At which campus can I study this program?
Watersheds are important landscape features that control the biogeochemistry of natural waters. This interdisciplinary minor enables students to learn the fundamental processes governing the transport and chemical evolution of surface and subsurface waters. It provides a complement to elective and required coursework in Earth sciences, resource management, wastewater treatment, and/or environmental planning. Students in this program will learn to apply fundamental concepts of chemistry, biology, geoscience, and landscape evolution to processes operating at the watershed scale. Learning objectives for the minor include excellence in written and oral expression, the ability to collect and interpret data from dynamic natural systems, and rigor in scientific thought.
What is Watersheds and Water Resources?
Population growth, land-use changes, and global environmental change are among the factors that will place further demands on an already stressed global fresh water supply. The Watersheds and Water Resources minor brings together courses from the colleges of Agricultural Sciences, Earth and Mineral Sciences, Engineering, and Science to provide interdisciplinary perspectives on water resources to help address local and global water challenges.

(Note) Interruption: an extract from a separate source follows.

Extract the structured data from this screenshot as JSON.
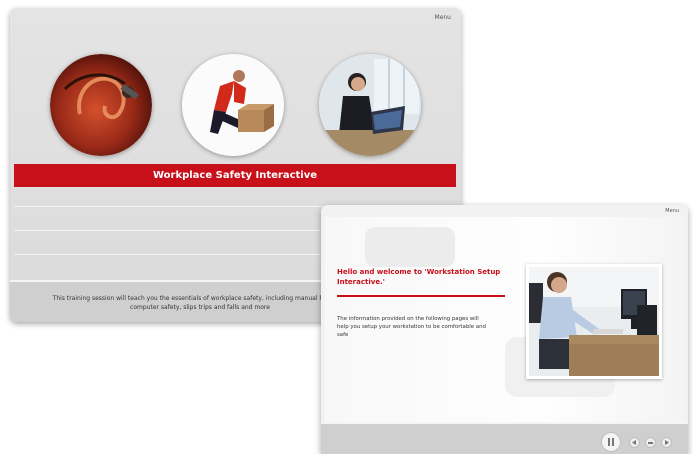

You Might Like This Program If...
You want to improve the quality of life for people locally, nationally, or worldwide by providing adequate sources of fresh water for human needs, while being sensitive to the needs of other plant and animal species and maintaining healthy ecosystems.
|Requirements for the Minor||18|
Requirements for the Minor
A grade of C or better is required for all courses in the minor, as specified by Senate Policy 59-10. In addition, at least six credits of the minor must be unique from the prescribed courses required by a student's major(s).
|Additional Courses: Require a grade of C or better|
|Select 18 credits (at least 6 credits at the 400 level) from the WWR committee's approved list of courses, which includes but is not limited to the following:||18|
|Soil and Water Resource Management|
|Principles of Soil and Water Engineering|
|Design of Stormwater and Erosion Control Facilities|
|Introduction to Environmental Engineering|
|Water and Wastewater Treatment|
|Water Quality Chemistry|
|Fundamentals of Organic Chemistry I|
|Environment Chemistry: Atmosphere|
|Water Supply and Pollution Control|
|Legal Aspects of Resource Management|
|Wetland Science and Sustainability|
|Watershed Management Laboratory|
|Geography of Water Resources|
|Water Resources Geochemistry|
|Techniques in Environmental Geochemistry|
|The Organic Geochemistry of Natural Waters and Sediments|
|Landscape Soil and Water Management|
|Nutrient Management in Agricultural Systems|
|General Fishery Science|
|Ecology of Fishes|
The objectives of the university's academic advising program are to help advisees identify and achieve their academic goals, to promote their intellectual discovery, and to encourage students to take advantage of both in-and out-of class educational opportunities in order that they become self-directed learners and decision makers.
Both advisers and advisees share responsibility for making the advising relationship succeed. By encouraging their advisees to become engaged in their education, to meet their educational goals, and to develop the habit of learning, advisers assume a significant educational role. The advisee's unit of enrollment will provide each advisee with a primary academic adviser, the information needed to plan the chosen program of study, and referrals to other specialized resources.
Undergraduate Advising Coordinator
305 Walker Building
University Park, PA 16802
Students earning the Watersheds and Water Resources minor learn a wide range of research and analytical skills that are highly valued by employers. Students with expertise in watersheds and water resources find jobs in all levels of government, nonprofit organizations, and in industry.
Students earning the Watersheds and Water Resources minor are well positioned to find employment with diverse organizations spanning business, government, and nonprofit sectors. Such organizations may include (but are not limited to): AECOM; CH2M; Dewberry; Dow Chemical; Gannett Fleming; National Oceanic and Atmospheric Administration; Tetra Tech; U.S. Army Corps of Engineers; U.S. Bureau of Reclamation; U.S. Environmental Protection Agency; U.S. Fish and Wildlife Service; U.S. Geological Survey; local, regional, and state agencies; environmental and engineering consulting firms; policy research institutes; private corporations; conservation associations; and humanitarian organizations.
Opportunities for Graduate Studies
The Watersheds and Water Resources minor is useful for students who are interested in pursuing graduate degrees in the environmental and social sciences and engineering. Alumni enter graduate and professional studies in a variety of programs, including (but not limited to) geosciences, geography, environmental sciences, ecology, sustainability, public policy, emergency management, planning, business, engineering, and law. They sometimes begin graduate or professional programs directly after finishing undergraduate studies, but often get several years' work experience before returning to school, either full or part-time.